Lines in the records below that contain the word "message" must each be copied.

• Available records:
════════════════════

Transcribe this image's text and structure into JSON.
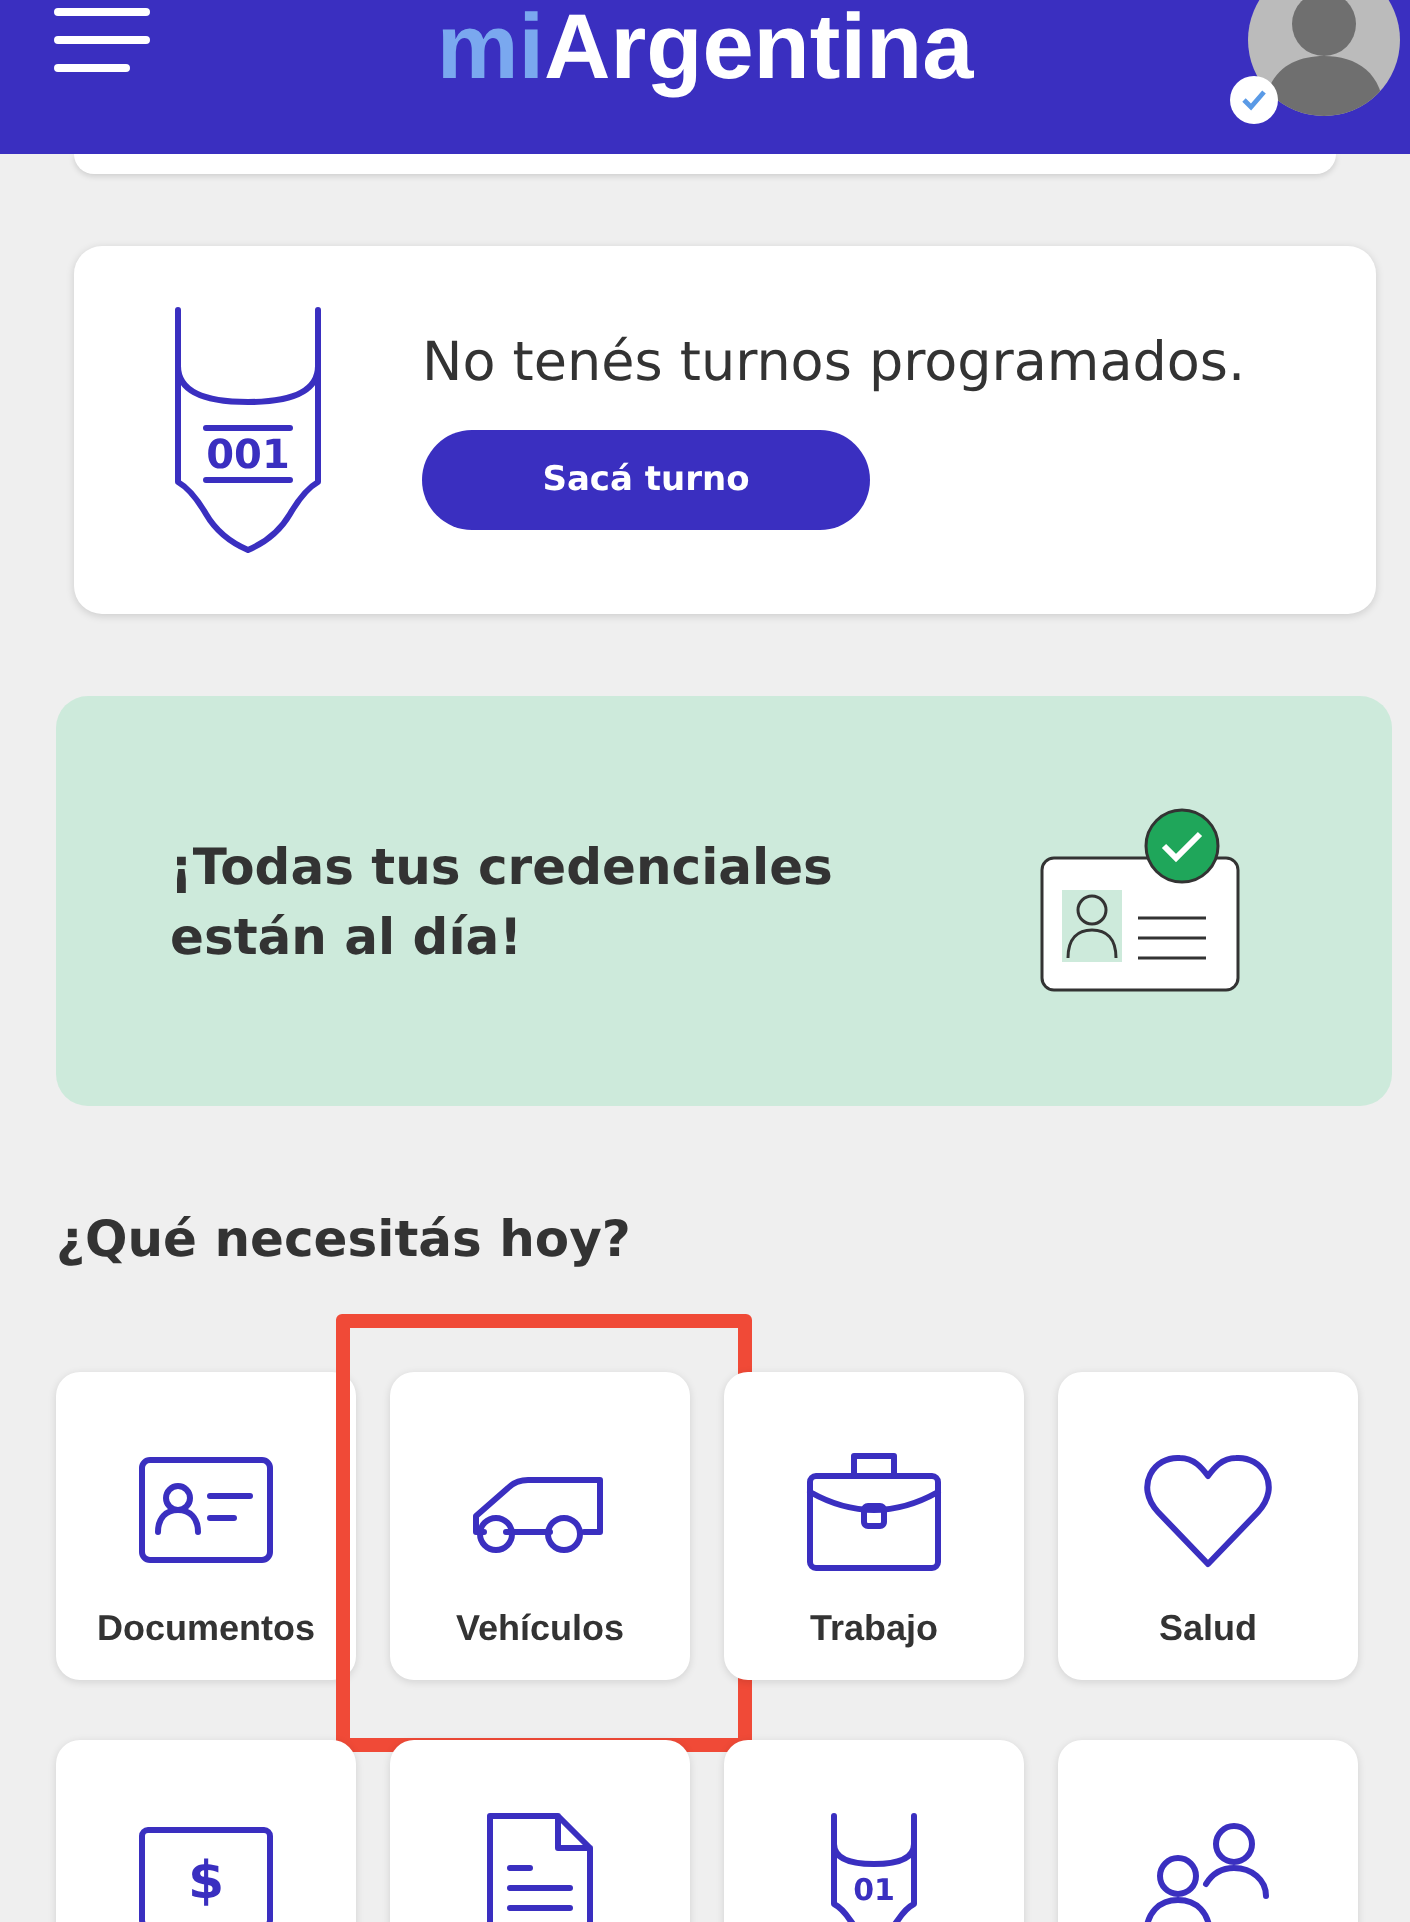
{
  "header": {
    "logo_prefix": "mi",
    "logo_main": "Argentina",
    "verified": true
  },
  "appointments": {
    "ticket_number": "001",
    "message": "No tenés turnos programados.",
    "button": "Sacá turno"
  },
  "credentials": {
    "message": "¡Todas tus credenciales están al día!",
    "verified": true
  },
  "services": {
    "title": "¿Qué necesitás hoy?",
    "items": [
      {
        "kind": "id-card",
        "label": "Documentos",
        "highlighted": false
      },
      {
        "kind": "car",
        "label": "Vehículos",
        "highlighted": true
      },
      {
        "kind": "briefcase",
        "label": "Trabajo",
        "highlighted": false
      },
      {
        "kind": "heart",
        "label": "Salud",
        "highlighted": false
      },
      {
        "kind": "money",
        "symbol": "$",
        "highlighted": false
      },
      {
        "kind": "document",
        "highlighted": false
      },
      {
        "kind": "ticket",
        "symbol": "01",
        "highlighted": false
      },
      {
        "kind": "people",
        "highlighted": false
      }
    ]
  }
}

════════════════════

• Exercise result:
    "message": "No tenés turnos programados.",
    "message": "¡Todas tus credenciales están al día!",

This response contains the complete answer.